======== GIVEN RECORDS

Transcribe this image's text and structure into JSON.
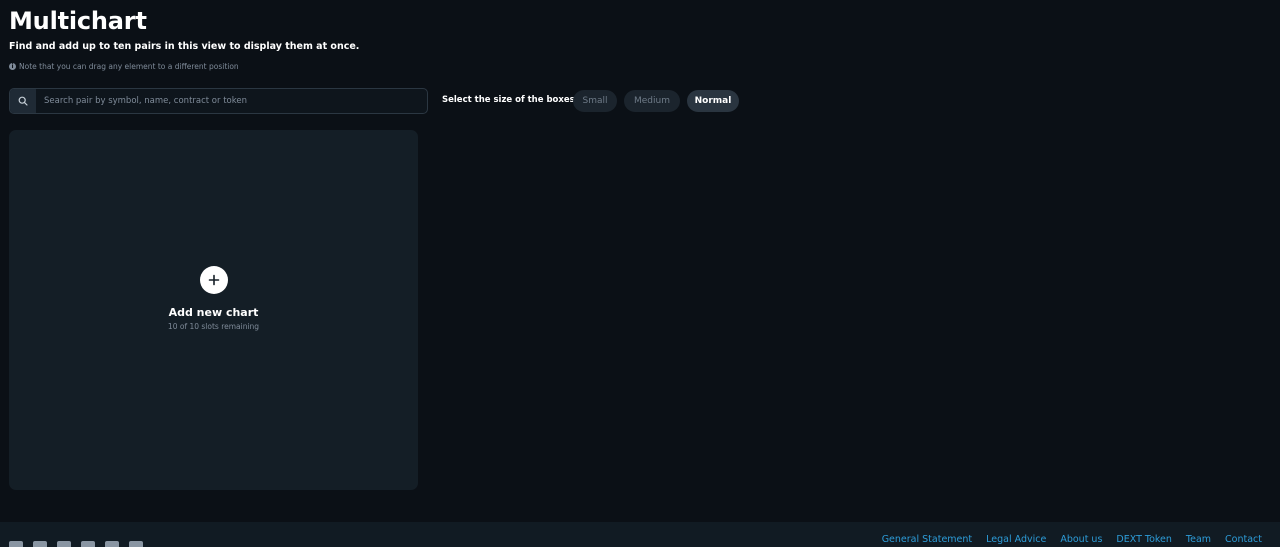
{
  "header": {
    "title": "Multichart",
    "subtitle": "Find and add up to ten pairs in this view to display them at once.",
    "note": "Note that you can drag any element to a different position"
  },
  "search": {
    "placeholder": "Search pair by symbol, name, contract or token",
    "value": ""
  },
  "size_selector": {
    "label": "Select the size of the boxes:",
    "options": [
      "Small",
      "Medium",
      "Normal"
    ],
    "selected": "Normal"
  },
  "chart_slot": {
    "add_label": "Add new chart",
    "remaining": "10 of 10 slots remaining"
  },
  "footer": {
    "social_icons": [
      "x-icon",
      "reddit-icon",
      "discord-icon",
      "instagram-icon",
      "tiktok-icon",
      "youtube-icon"
    ],
    "links": [
      "General Statement",
      "Legal Advice",
      "About us",
      "DEXT Token",
      "Team",
      "Contact"
    ]
  },
  "colors": {
    "background": "#0b1016",
    "panel": "#141e26",
    "link": "#2d9cd8",
    "muted": "#7f8b99"
  }
}
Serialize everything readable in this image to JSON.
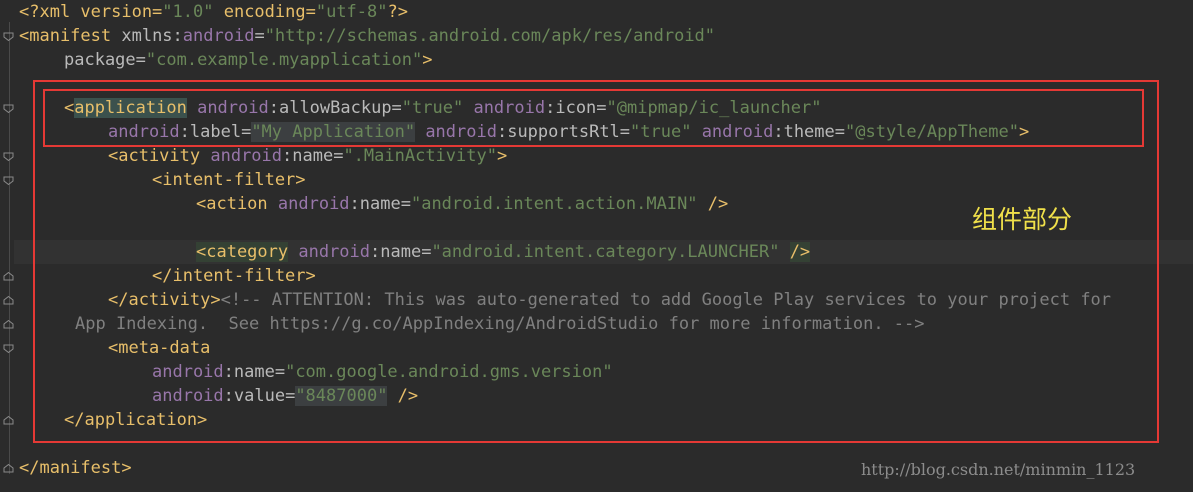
{
  "editor": {
    "lines": {
      "l1": {
        "a": "<?xml version=",
        "b": "\"1.0\"",
        "c": " encoding=",
        "d": "\"utf-8\"",
        "e": "?>"
      },
      "l2": {
        "a": "<manifest ",
        "b": "xmlns:",
        "c": "android",
        "d": "=",
        "e": "\"http://schemas.android.com/apk/res/android\""
      },
      "l3": {
        "a": "package=",
        "b": "\"com.example.myapplication\"",
        "c": ">"
      },
      "l5": {
        "a": "<",
        "b": "application",
        "c": " android",
        "d": ":allowBackup=",
        "e": "\"true\"",
        "f": " android",
        "g": ":icon=",
        "h": "\"@mipmap/ic_launcher\""
      },
      "l6": {
        "a": "android",
        "b": ":label=",
        "c": "\"My Application\"",
        "d": " android",
        "e": ":supportsRtl=",
        "f": "\"true\"",
        "g": " android",
        "h": ":theme=",
        "i": "\"@style/AppTheme\"",
        "j": ">"
      },
      "l7": {
        "a": "<activity",
        "b": " android",
        "c": ":name=",
        "d": "\".MainActivity\"",
        "e": ">"
      },
      "l8": {
        "a": "<intent-filter>"
      },
      "l9": {
        "a": "<action",
        "b": " android",
        "c": ":name=",
        "d": "\"android.intent.action.MAIN\"",
        "e": " />"
      },
      "l11": {
        "a": "<category",
        "b": " android",
        "c": ":name=",
        "d": "\"android.intent.category.LAUNCHER\"",
        "e": " ",
        "f": "/>"
      },
      "l12": {
        "a": "</intent-filter>"
      },
      "l13": {
        "a": "</activity>",
        "b": "<!-- ATTENTION: This was auto-generated to add Google Play services to your project for"
      },
      "l14": {
        "a": "App Indexing.  See https://g.co/AppIndexing/AndroidStudio for more information. -->"
      },
      "l15": {
        "a": "<meta-data"
      },
      "l16": {
        "a": "android",
        "b": ":name=",
        "c": "\"com.google.android.gms.version\""
      },
      "l17": {
        "a": "android",
        "b": ":value=",
        "c": "\"8487000\"",
        "d": " />"
      },
      "l18": {
        "a": "</application>"
      },
      "l20": {
        "a": "</manifest>"
      }
    }
  },
  "annotation": {
    "label": "组件部分"
  },
  "watermark": {
    "text": "http://blog.csdn.net/minmin_1123"
  },
  "colors": {
    "background": "#2b2b2b",
    "tag": "#e8bf6a",
    "namespace": "#9876aa",
    "attribute": "#bababa",
    "string": "#6a8759",
    "comment": "#808080",
    "highlight_box": "#e53935",
    "annotation": "#f0e04a"
  }
}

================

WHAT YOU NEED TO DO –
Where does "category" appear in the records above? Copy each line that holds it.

TASK OUTPUT –
        "a": "<category",
        "d": "\"android.intent.category.LAUNCHER\"",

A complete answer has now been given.